KINGMAN - The city's Planning and Zoning Commission meets tonight to discuss potential sign-free zones in relation to recent state legislation that permits political signs by right in public rights-of-way.
The law allows political signs only 60 days before a primary election and 15 days after a general election in public rights-of-way. Candidates that do not make it to the general election must remove their signs no more than 15 days after the primary. Also, signs must contain the name and contact information of the candidate or campaign-committee person who put them up.
These same signs are not allowed on state rights-of-way. Also, the legislation does not affect the rights of people to post signs of their choosing on their own property.
Supporters of the law say it upholds free speech while opponents claim it diminishes a city's aesthetic appeal while also posing a safety hazard. However, there is language within the legislation that permits cities to designate commercial resort, commercial tourism and hotel sign-free zones.
Each city is allowed to designate two sign-free zones, spanning no more than three-square miles combined. Each zone must be contiguous as well.
City staff has identified three areas to recommend to the commission as sign-free zones. One such area would be along Stockton Hill Road between Gordon Avenue and Detroit Street. Another would follow Andy Devine Avenue between Michael Street and Grandview Avenue. Lastly, a sign free zone would be created on Hualapai Mountain Road, between Historic Route 66 and the Kingman city limits.

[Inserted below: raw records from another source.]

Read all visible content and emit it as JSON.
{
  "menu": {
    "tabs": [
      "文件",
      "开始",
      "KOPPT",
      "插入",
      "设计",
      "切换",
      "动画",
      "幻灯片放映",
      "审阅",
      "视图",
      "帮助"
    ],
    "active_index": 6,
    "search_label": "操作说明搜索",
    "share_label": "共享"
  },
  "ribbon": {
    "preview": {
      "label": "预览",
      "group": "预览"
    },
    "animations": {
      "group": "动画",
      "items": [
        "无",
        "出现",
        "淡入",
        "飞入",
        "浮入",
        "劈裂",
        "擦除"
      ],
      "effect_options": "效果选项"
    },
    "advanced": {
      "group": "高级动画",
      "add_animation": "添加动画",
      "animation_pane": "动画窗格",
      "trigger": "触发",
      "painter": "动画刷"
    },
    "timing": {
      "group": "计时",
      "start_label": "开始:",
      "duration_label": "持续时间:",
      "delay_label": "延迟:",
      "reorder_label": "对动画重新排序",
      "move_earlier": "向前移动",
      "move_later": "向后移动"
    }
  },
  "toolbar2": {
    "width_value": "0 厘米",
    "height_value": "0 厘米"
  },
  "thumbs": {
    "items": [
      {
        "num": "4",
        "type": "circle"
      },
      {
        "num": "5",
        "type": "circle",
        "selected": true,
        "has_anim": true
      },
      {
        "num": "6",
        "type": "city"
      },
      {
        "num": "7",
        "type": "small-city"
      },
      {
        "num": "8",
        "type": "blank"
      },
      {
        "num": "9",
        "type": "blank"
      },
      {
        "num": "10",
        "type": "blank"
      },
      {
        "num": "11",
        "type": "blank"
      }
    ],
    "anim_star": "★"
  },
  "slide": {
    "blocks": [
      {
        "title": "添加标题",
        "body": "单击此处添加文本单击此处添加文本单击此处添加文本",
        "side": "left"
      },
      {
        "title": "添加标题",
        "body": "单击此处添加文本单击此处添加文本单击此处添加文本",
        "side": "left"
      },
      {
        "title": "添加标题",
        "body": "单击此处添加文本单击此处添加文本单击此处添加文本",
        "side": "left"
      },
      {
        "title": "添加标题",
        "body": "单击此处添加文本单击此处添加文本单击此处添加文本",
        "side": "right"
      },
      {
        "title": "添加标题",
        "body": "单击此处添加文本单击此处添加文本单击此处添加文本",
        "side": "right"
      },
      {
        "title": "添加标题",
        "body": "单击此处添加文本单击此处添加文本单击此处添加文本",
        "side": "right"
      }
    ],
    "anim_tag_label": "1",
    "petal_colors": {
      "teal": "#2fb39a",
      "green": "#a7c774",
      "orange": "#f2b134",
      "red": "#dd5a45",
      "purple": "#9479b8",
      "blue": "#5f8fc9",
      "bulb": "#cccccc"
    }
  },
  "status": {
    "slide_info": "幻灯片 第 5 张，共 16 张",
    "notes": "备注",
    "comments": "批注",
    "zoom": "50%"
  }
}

Though the legislation requires that no more than two sign free zones be created, these three options sidestep that fact because the latter two are connected. Essentially, the recommendations amount to two zones in three areas.
In other business, the commission will consider a conditional use permit request from Manzanita Baptist Church of Kingman Senior Pastor Peter Ernst to allow a preschool and daycare at the church's learning center, 2040 Golden Gate Ave.
Staff has recommended approval of the CUP as long as certain conditions are met, including but not limited to keeping the educational and preschool activities to the property described in the application.
Lastly, the commission plans to look at recommending three Planning and Zoning Commissioners. The terms of Allen Mossberg, Scott McCoy and Sandi Reynolds expire Dec. 31.
Each hopes to serve another term, but the city currently has six applications on file from people expressing interest in the positions.
The Planning and Zoning Commission meets at 6:30 tonight at 310 N. Fourth St.